→ **EXERCISE PROMPT**
Copy every line that holds the string "دقيقة" from the data below.

→ **DATA EXTRACTS**

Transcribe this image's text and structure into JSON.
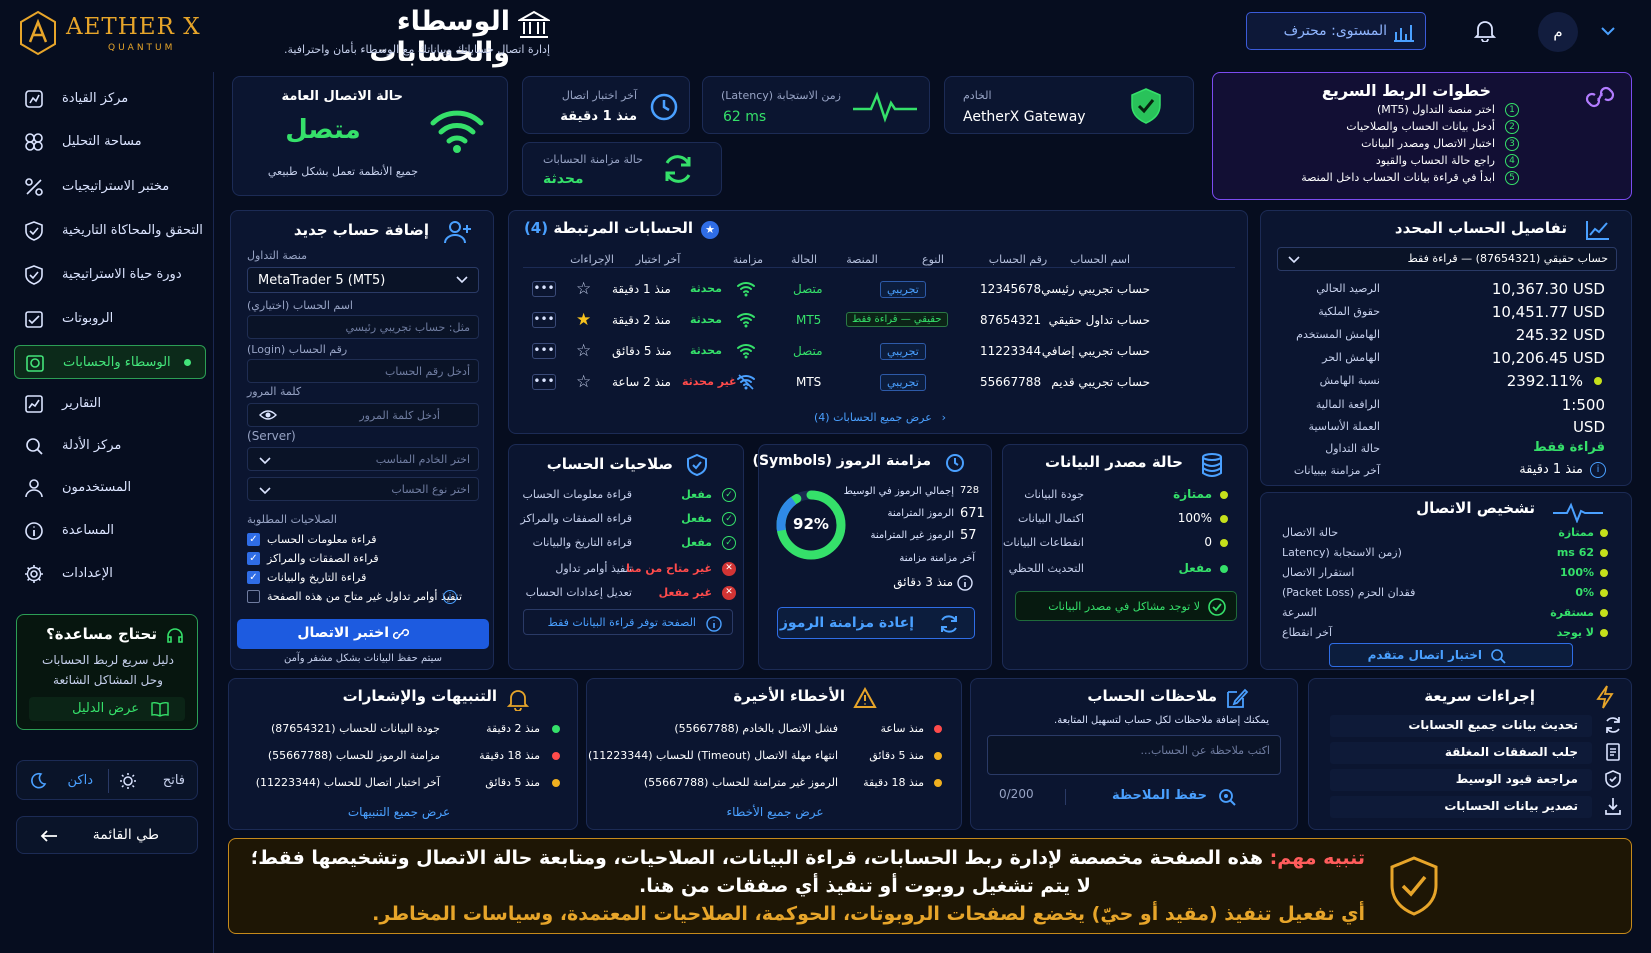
{
  "brand": {
    "name": "AETHER X",
    "sub": "QUANTUM"
  },
  "header": {
    "title": "الوسطاء والحسابات",
    "subtitle": "إدارة اتصال حساباتك وبياناتك مع الوسطاء بأمان واحترافية.",
    "level": "المستوى: محترف",
    "avatar": "م"
  },
  "sidebar": {
    "items": [
      {
        "label": "مركز القيادة",
        "icon": "dashboard-icon"
      },
      {
        "label": "مساحة التحليل",
        "icon": "analysis-icon"
      },
      {
        "label": "مختبر الاستراتيجيات",
        "icon": "percent-icon"
      },
      {
        "label": "التحقق والمحاكاة التاريخية",
        "icon": "shield-check-icon"
      },
      {
        "label": "دورة حياة الاستراتيجية",
        "icon": "shield-icon"
      },
      {
        "label": "الروبوتات",
        "icon": "robot-icon"
      },
      {
        "label": "الوسطاء والحسابات",
        "icon": "broker-icon"
      },
      {
        "label": "التقارير",
        "icon": "report-icon"
      },
      {
        "label": "مركز الأدلة",
        "icon": "evidence-icon"
      },
      {
        "label": "المستخدمون",
        "icon": "user-icon"
      },
      {
        "label": "المساعدة",
        "icon": "info-icon"
      },
      {
        "label": "الإعدادات",
        "icon": "gear-icon"
      }
    ],
    "help": {
      "title": "تحتاج مساعدة؟",
      "text1": "دليل سريع لربط الحسابات",
      "text2": "وحل المشاكل الشائعة",
      "button": "عرض الدليل"
    },
    "theme": {
      "light": "فاتح",
      "dark": "داكن"
    },
    "collapse": "طي القائمة"
  },
  "status": {
    "conn_title": "حالة الاتصال العامة",
    "conn_value": "متصل",
    "conn_sub": "جميع الأنظمة تعمل بشكل طبيعي",
    "last_test_label": "آخر اختبار اتصال",
    "last_test_value": "منذ 1 دقيقة",
    "latency_label": "زمن الاستجابة (Latency)",
    "latency_value": "62 ms",
    "server_label": "الخادم",
    "server_value": "AetherX Gateway",
    "sync_label": "حالة مزامنة الحسابات",
    "sync_value": "محدثة"
  },
  "quick_steps": {
    "title": "خطوات الربط السريع",
    "steps": [
      "اختر منصة التداول (MT5)",
      "أدخل بيانات الحساب والصلاحيات",
      "اختبار الاتصال ومصدر البيانات",
      "راجع حالة الحساب والقيود",
      "ابدأ في قراءة بيانات الحساب داخل المنصة"
    ]
  },
  "add_account": {
    "title": "إضافة حساب جديد",
    "platform_label": "منصة التداول",
    "platform_value": "MetaTrader 5 (MT5)",
    "name_label": "اسم الحساب (اختياري)",
    "name_placeholder": "مثل: حساب تجريبي رئيسي",
    "login_label": "رقم الحساب (Login)",
    "login_placeholder": "أدخل رقم الحساب",
    "password_label": "كلمة المرور",
    "password_placeholder": "أدخل كلمة المرور",
    "server_label": "(Server)",
    "server_placeholder": "اختر الخادم المناسب",
    "type_placeholder": "اختر نوع الحساب",
    "perms_label": "الصلاحيات المطلوبة",
    "perms": [
      "قراءة معلومات الحساب",
      "قراءة الصفقات والمراكز",
      "قراءة التاريخ والبيانات",
      "تنفيذ أوامر تداول غير متاح من هذه الصفحة"
    ],
    "button": "اختبر الاتصال",
    "note": "سيتم حفظ البيانات بشكل مشفر وآمن"
  },
  "linked": {
    "title": "الحسابات المرتبطة",
    "count": "(4)",
    "headers": [
      "اسم الحساب",
      "رقم الحساب",
      "النوع",
      "المنصة",
      "الحالة",
      "مزامنة",
      "آخر اختبار",
      "الإجراءات"
    ],
    "rows": [
      {
        "name": "حساب تجريبي رئيسي",
        "number": "12345678",
        "type": "تجريبي",
        "platform": "متصل",
        "sync": "محدثة",
        "last": "منذ 1 دقيقة"
      },
      {
        "name": "حساب تداول حقيقي",
        "number": "87654321",
        "type": "حقيقي — قراءة فقط",
        "platform": "MT5",
        "sync": "محدثة",
        "last": "منذ 2 دقيقة"
      },
      {
        "name": "حساب تجريبي إضافي",
        "number": "11223344",
        "type": "تجريبي",
        "platform": "متصل",
        "sync": "محدثة",
        "last": "منذ 5 دقائق"
      },
      {
        "name": "حساب تجريبي قديم",
        "number": "55667788",
        "type": "تجريبي",
        "platform": "MTS",
        "sync": "غير محدثة",
        "last": "منذ 2 ساعة"
      }
    ],
    "view_all": "عرض جميع الحسابات (4)"
  },
  "details": {
    "title": "تفاصيل الحساب المحدد",
    "selector": "حساب حقيقي (87654321) — قراءة فقط",
    "rows": [
      {
        "label": "الرصيد الحالي",
        "value": "10,367.30 USD"
      },
      {
        "label": "حقوق الملكية",
        "value": "10,451.77 USD"
      },
      {
        "label": "الهامش المستخدم",
        "value": "245.32 USD"
      },
      {
        "label": "الهامش الحر",
        "value": "10,206.45 USD"
      },
      {
        "label": "نسبة الهامش",
        "value": "2392.11%"
      },
      {
        "label": "الرافعة المالية",
        "value": "1:500"
      },
      {
        "label": "العملة الأساسية",
        "value": "USD"
      },
      {
        "label": "حالة التداول",
        "value": "قراءة فقط"
      },
      {
        "label": "آخر مزامنة بيبيانات",
        "value": "منذ 1 دقيقة"
      }
    ]
  },
  "permissions": {
    "title": "صلاحيات الحساب",
    "rows": [
      {
        "label": "قراءة معلومات الحساب",
        "value": "مفعل"
      },
      {
        "label": "قراءة الصفقات والمراكز",
        "value": "مفعل"
      },
      {
        "label": "قراءة التاريخ والبيانات",
        "value": "مفعل"
      },
      {
        "label": "تنفيذ أوامر تداول",
        "value": "غير متاح من منا"
      },
      {
        "label": "تعديل إعدادات الحساب",
        "value": "غير مفعل"
      }
    ],
    "note": "الصفحة توفر قراءة البيانات فقط"
  },
  "symbols": {
    "title": "مزامنة الرموز (Symbols)",
    "percent": "92%",
    "progress": 0.92,
    "rows": [
      {
        "label": "إجمالي الرموز في الوسيط",
        "value": "728"
      },
      {
        "label": "الرموز المترامنة",
        "value": "671"
      },
      {
        "label": "الرموز غير المترامنة",
        "value": "57"
      }
    ],
    "last_label": "آخر مزامنة مزامنة",
    "last_value": "منذ 3 دقائق",
    "button": "إعادة مزامنة الرموز"
  },
  "datasource": {
    "title": "حالة مصدر البيانات",
    "rows": [
      {
        "label": "جودة البيانات",
        "value": "ممتازة"
      },
      {
        "label": "اكتمال البيانات",
        "value": "100%"
      },
      {
        "label": "انقطاعات البيانات",
        "value": "0"
      },
      {
        "label": "التحديث اللحظي",
        "value": "مفعل"
      }
    ],
    "ok": "لا توجد مشاكل في مصدر البيانات"
  },
  "diagnostics": {
    "title": "تشخيص الاتصال",
    "rows": [
      {
        "label": "حالة الاتصال",
        "value": "ممتازة"
      },
      {
        "label": "(زمن الاستجابة (Latency",
        "value": "62 ms"
      },
      {
        "label": "استقرار الاتصال",
        "value": "100%"
      },
      {
        "label": "فقدان الحزم (Packet Loss)",
        "value": "0%"
      },
      {
        "label": "السرعة",
        "value": "مستقرة"
      },
      {
        "label": "آخر انقطاع",
        "value": "لا يوجد"
      }
    ],
    "button": "اختبار اتصال متقدم"
  },
  "alerts": {
    "title": "التنبيهات والإشعارات",
    "rows": [
      {
        "text": "جودة البيانات للحساب (87654321)",
        "time": "منذ 2 دقيقة"
      },
      {
        "text": "مزامنة الرموز للحساب (55667788)",
        "time": "منذ 18 دقيقة"
      },
      {
        "text": "آخر اختبار اتصال للحساب (11223344)",
        "time": "منذ 5 دقائق"
      }
    ],
    "view_all": "عرض جميع التنبيهات"
  },
  "errors": {
    "title": "الأخطاء الأخيرة",
    "rows": [
      {
        "text": "فشل الاتصال بالخادم (55667788)",
        "time": "منذ ساعة"
      },
      {
        "text": "انتهاء مهلة الاتصال (Timeout) للحساب (11223344)",
        "time": "منذ 5 دقائق"
      },
      {
        "text": "الرموز غير مترامنة للحساب (55667788)",
        "time": "منذ 18 دقيقة"
      }
    ],
    "view_all": "عرض جميع الأخطاء"
  },
  "notes": {
    "title": "ملاحظات الحساب",
    "desc": "يمكنك إضافة ملاحظات لكل حساب لتسهيل المتابعة.",
    "placeholder": "اكتب ملاحظة عن الحساب...",
    "counter": "0/200",
    "button": "حفظ الملاحظة"
  },
  "quick_actions": {
    "title": "إجراءات سريعة",
    "items": [
      "تحديث بيانات جميع الحسابات",
      "جلب الصفقات المغلقة",
      "مراجعة قيود الوسيط",
      "تصدير بيانات الحسابات"
    ]
  },
  "warning": {
    "label": "تنبيه مهم:",
    "line1": "هذه الصفحة مخصصة لإدارة ربط الحسابات، قراءة البيانات، الصلاحيات، ومتابعة حالة الاتصال وتشخيصها فقط؛",
    "line2": "لا يتم تشغيل روبوت أو تنفيذ أي صفقات من هنا.",
    "line3": "أي تفعيل تنفيذ (مقيد أو حيّ) يخضع لصفحات الروبوتات، الحوكمة، الصلاحيات المعتمدة، وسياسات المخاطر."
  }
}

→ **RESULT FOR THIS TASK**
    "last_test_value": "منذ 1 دقيقة",
        "last": "منذ 1 دقيقة"
        "last": "منذ 2 دقيقة"
        "value": "منذ 1 دقيقة"
        "time": "منذ 2 دقيقة"
        "time": "منذ 18 دقيقة"
        "time": "منذ 18 دقيقة"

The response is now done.